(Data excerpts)
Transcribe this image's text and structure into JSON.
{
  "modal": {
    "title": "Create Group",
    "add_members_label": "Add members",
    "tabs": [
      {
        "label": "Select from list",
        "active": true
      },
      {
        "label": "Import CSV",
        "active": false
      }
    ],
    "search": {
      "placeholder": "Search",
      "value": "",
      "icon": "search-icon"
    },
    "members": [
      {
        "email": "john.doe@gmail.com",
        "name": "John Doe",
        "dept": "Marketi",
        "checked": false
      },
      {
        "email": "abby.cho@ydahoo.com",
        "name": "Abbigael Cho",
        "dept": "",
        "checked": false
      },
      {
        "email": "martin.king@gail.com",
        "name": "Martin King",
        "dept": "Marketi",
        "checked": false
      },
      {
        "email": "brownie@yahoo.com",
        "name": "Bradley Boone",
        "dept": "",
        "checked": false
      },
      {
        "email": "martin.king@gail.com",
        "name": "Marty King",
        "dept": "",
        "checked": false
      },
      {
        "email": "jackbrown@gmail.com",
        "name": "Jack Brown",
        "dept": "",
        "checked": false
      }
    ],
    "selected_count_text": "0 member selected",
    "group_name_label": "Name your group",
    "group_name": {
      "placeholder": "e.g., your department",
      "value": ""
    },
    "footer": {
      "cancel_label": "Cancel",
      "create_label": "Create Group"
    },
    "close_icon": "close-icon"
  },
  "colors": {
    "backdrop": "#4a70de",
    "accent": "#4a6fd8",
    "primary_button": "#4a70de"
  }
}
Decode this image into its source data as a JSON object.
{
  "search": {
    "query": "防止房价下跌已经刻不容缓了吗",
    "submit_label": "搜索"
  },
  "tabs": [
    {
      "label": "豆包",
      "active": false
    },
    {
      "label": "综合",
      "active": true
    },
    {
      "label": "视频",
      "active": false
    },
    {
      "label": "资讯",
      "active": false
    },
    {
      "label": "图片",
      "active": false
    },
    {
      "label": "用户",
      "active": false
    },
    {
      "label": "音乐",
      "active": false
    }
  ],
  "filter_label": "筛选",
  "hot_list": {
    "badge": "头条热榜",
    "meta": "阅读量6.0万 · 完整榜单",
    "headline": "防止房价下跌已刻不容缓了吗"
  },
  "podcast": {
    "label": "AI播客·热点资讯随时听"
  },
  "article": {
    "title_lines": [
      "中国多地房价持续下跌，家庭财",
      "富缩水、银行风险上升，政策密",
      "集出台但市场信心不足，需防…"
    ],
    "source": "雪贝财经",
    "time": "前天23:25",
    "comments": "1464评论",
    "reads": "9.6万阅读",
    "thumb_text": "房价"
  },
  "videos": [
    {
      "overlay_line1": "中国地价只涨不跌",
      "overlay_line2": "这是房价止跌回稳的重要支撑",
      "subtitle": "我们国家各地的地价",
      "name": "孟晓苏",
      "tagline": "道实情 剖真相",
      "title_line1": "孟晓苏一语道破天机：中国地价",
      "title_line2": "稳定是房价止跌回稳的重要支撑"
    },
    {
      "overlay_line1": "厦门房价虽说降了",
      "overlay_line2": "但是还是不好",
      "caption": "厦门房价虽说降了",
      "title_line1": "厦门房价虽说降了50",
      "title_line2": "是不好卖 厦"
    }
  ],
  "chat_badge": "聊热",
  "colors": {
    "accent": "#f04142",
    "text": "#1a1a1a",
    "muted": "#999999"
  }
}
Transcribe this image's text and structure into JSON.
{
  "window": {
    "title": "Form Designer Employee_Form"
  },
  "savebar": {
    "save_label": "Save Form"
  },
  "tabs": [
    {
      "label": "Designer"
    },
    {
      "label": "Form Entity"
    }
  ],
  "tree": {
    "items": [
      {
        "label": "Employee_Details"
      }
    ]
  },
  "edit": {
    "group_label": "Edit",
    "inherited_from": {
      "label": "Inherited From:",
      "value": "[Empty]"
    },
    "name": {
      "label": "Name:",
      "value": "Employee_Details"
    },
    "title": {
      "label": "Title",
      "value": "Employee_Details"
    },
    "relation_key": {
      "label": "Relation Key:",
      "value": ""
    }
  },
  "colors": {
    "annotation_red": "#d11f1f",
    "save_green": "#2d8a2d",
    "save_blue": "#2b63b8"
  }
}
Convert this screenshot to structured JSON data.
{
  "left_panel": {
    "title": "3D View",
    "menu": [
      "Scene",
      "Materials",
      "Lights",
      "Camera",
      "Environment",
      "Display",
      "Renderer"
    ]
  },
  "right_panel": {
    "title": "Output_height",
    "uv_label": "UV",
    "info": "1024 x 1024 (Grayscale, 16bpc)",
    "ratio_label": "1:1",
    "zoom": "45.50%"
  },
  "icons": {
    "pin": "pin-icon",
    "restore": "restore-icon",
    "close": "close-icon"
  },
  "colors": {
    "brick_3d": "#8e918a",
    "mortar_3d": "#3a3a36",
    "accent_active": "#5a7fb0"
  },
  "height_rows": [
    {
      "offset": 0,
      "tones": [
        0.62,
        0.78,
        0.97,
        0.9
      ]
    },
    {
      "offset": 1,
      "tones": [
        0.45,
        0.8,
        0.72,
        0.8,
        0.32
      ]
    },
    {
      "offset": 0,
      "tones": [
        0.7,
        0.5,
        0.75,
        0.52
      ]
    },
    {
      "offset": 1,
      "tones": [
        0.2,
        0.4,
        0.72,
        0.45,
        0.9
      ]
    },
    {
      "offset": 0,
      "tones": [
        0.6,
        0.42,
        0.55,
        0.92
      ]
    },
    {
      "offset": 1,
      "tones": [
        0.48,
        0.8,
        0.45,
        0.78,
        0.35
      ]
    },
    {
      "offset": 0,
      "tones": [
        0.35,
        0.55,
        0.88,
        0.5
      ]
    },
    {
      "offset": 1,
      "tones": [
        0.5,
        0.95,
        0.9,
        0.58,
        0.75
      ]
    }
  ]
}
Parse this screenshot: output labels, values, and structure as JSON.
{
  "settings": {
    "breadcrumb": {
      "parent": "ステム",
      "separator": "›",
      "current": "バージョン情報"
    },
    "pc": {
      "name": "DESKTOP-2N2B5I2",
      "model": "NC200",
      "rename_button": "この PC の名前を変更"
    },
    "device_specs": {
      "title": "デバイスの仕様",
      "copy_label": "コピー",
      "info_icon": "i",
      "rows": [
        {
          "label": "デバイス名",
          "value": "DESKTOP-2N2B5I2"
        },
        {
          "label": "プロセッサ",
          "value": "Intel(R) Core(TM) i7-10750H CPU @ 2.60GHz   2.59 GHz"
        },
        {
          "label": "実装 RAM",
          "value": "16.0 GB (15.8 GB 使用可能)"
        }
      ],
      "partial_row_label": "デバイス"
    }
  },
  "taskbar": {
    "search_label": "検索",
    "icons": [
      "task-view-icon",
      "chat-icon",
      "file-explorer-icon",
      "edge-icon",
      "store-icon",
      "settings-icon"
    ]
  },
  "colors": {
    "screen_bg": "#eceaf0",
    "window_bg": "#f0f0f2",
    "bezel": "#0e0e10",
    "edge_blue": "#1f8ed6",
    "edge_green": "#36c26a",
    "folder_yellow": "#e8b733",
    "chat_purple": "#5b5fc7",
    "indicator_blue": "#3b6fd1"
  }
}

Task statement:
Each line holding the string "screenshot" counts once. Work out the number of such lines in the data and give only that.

Final answer:
2